Exodus 17:1-7, Philippians 2:1-13 and Matthew 21:23-32
The scriptures this Sunday are about who has the authority and how people listen to authority. If you watch many detective or cop stories on TV, there are the innumerable scenes where the officer shows his badge to assert the authority to ask questions and to act if necessary. Authority is bestowed by state AND divine authorities which have either earned that right by vote or by virtue of truthful persuasion!
In this Matthew passage Jesus cites the authority of an executed prophet John and then tells a story of those who do what they are asked to do…..or don’t do!
What we will hear on Sunday is that God has authority but uses persuasion, example, and specific people’s lives rather than force to “get the divine will accomplished.” We will hear of those who listen and respond…..and those who don’t. It’s as relevant today as it was 2000 years ago!
Listen up all who will listen!
This Sunday September 20th is Homecoming at Kedron. Unlike high school homecomings everyone who shows up is a king and queen! To be more correct we are of a “royal family,” heirs apparent, but only one Lord who is Supreme. No other gods before us and we are not God. But we are again in that “Royal” family of the one God. We are one united group of brothers and sisters in all our diversity….even at Kedron UMC!
Our scriptures reflect both the wide range of life experiences in church and in society as well as the very personable, warm greetings by name of people that Paul had ministered with over the years.
So, at Homecoming we will have a wealth of memories of people, places and things connected with Kedron (and other churches) alongside our “living in the now,” with hopes for the future. Favorite hymns and testimonies and mutual histories will have us immersed in life together. This will be good and worthy of living forward into another year with each other as God gives us time and opportunity.
As you read this, think of someone to pass the word along to about Homecoming and check on them as you can. This pandemic year 2020 has taken its toll on our being together in community and in fellowship, so the aspiration is to recommit to staying in contact and “building up the body of Christ“ which is the Church.
See you Sunday in person, on line, and in our hearts!
Numbers 21:4b-9, I Corinthians 1:18-24 and John 3:13-17
This Sunday we will emphasize Holy Cross Day which actually falls on Monday the 14th. The scriptures that highlight the Cross of Christ for this day involve the imagery of snakes! Most people quickly react negatively and, if they don’t just run, they are ready to change the subject! I don’t blame them! A good rule of thumb for snake seeing is “don’t touch but run!”
But throughout the Bible there are strange stories that require some effort to grasp in our 21st century experience.
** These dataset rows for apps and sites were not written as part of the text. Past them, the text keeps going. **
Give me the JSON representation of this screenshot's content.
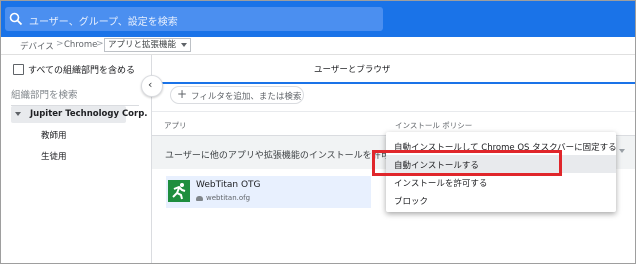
{
  "search": {
    "placeholder": "ユーザー、グループ、設定を検索"
  },
  "breadcrumb": {
    "item1": "デバイス",
    "item2": "Chrome",
    "current": "アプリと拡張機能"
  },
  "left_panel": {
    "include_all_label": "すべての組織部門を含める",
    "search_placeholder": "組織部門を検索",
    "root_org": "Jupiter Technology Corp.",
    "children": [
      "教師用",
      "生徒用"
    ]
  },
  "main": {
    "tab_label": "ユーザーとブラウザ",
    "filter_label": "フィルタを追加、または検索",
    "columns": {
      "app": "アプリ",
      "policy": "インストール ポリシー"
    },
    "allow_text": "ユーザーに他のアプリや拡張機能のインストールを許可す",
    "app": {
      "name": "WebTitan OTG",
      "id": "webtitan.ofg"
    }
  },
  "menu": {
    "items": [
      "自動インストールして Chrome OS タスクバーに固定する",
      "自動インストールする",
      "インストールを許可する",
      "ブロック"
    ]
  },
  "colors": {
    "accent": "#1a73e8",
    "highlight": "#e0262b",
    "app_icon": "#1e8e3e"
  }
}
And even Paul knew that speaking of a crucified Messiah was “a stumbling block” to many (e.g. the Jews) and “foolishness to the Greeks (Gentiles).” And bringing images of serpents lifted up on poles is not helpful either!
But there they are. And somehow, finally makes for salvation for many. Wholeness and completion and security. In a time of international insecurity over a virus with accompanying unrest politically and socially, we need to hear of salvation, that which saves us wholly and “holy.”
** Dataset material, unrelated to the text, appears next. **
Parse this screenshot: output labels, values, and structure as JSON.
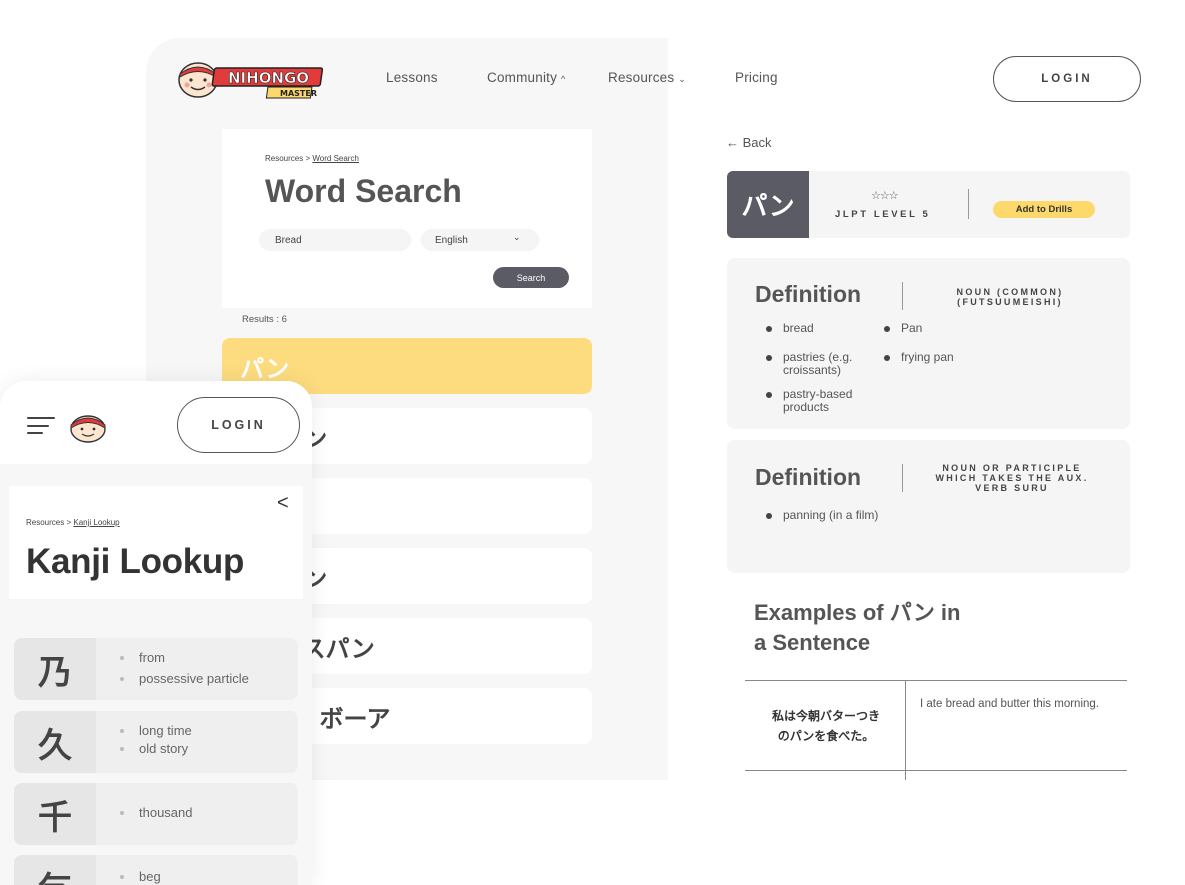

So, we will hear of strange images and once very unexpected means of relief and rescue for Gods people. The end result is, as always for church and world, Good News!
Join with us in person and/or on-line this Sunday! Blessings!
Amos 5:18-24, I Thessalonians 4:13-18 and Matthew 25:1-13
The main text for this Sunday will be The Parable of the Five Wise and the Five Foolish Bridesmaids. Amos and I Thessalonians will support Matthew’s focus on being ready for God’s finale. This is the first of a series of sermons our congregants have requested to specifically address certain topics.
The Bible says there will be a conclusion to all creation as we know it. God does not plan for “all that is and ever has been” to just continue indefinitely with a never ending mix of good and bad.
And it goes without saying (much!) that we each will have our own ending. Be prepared says Jesus, Amos, and Paul. And be glad in spite of the dark drama that surrounds most endings.
The parable tells us there are some who may well be foolish in their preparation for either a personal ending or the eventual apocalyptic ending of the world.
All “bad and rough” years e.g. 1914, 1929, 1939, 2020 are rehearsals for both endings and new beginnings. As a Scout knows, as an EMT knows, as families know, as a chef knows, preparation is essential.
We will “practice” preparing hearts and minds this Sunday. Let us “keep our lamps trimmed and burning!”